→ Task goal: Listed below are entries; give the number of lines among them that include "Dist", and only that number.

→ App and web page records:
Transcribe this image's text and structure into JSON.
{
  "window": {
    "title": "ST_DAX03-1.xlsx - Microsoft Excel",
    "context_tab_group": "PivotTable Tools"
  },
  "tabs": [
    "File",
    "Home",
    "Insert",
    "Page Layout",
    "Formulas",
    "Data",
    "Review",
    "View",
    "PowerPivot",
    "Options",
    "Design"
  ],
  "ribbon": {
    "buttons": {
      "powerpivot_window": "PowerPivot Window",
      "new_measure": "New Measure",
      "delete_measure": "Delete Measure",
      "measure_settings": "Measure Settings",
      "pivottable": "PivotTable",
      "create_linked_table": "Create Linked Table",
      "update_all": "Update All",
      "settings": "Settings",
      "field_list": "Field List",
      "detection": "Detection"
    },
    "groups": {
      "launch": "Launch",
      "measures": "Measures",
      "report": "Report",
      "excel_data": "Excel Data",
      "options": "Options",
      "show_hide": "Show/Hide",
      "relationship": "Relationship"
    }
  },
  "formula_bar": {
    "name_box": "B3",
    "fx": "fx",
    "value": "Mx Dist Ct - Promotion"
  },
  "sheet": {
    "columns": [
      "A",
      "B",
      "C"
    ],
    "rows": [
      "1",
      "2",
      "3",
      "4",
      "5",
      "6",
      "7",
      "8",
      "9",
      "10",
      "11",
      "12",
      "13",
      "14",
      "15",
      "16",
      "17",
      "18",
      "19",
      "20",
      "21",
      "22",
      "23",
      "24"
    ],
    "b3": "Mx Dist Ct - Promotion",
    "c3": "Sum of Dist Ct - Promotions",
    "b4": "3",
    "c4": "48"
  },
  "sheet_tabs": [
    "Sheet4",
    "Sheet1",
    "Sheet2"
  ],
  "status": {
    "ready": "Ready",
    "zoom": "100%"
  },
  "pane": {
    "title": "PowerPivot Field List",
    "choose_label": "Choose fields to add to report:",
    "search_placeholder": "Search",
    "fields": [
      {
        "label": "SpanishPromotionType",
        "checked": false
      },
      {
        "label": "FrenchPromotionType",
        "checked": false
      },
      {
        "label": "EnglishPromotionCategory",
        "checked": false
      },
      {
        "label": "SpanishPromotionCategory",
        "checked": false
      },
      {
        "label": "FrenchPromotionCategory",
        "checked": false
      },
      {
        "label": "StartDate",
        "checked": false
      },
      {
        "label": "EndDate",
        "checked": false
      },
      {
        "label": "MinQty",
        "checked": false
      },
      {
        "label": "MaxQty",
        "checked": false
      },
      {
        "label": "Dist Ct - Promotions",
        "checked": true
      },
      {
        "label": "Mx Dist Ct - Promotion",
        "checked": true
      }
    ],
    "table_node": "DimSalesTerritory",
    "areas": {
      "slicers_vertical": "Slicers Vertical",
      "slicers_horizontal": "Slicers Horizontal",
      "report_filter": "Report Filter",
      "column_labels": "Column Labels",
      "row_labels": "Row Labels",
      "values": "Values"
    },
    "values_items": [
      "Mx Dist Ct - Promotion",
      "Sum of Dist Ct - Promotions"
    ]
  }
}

→ Completed task: 7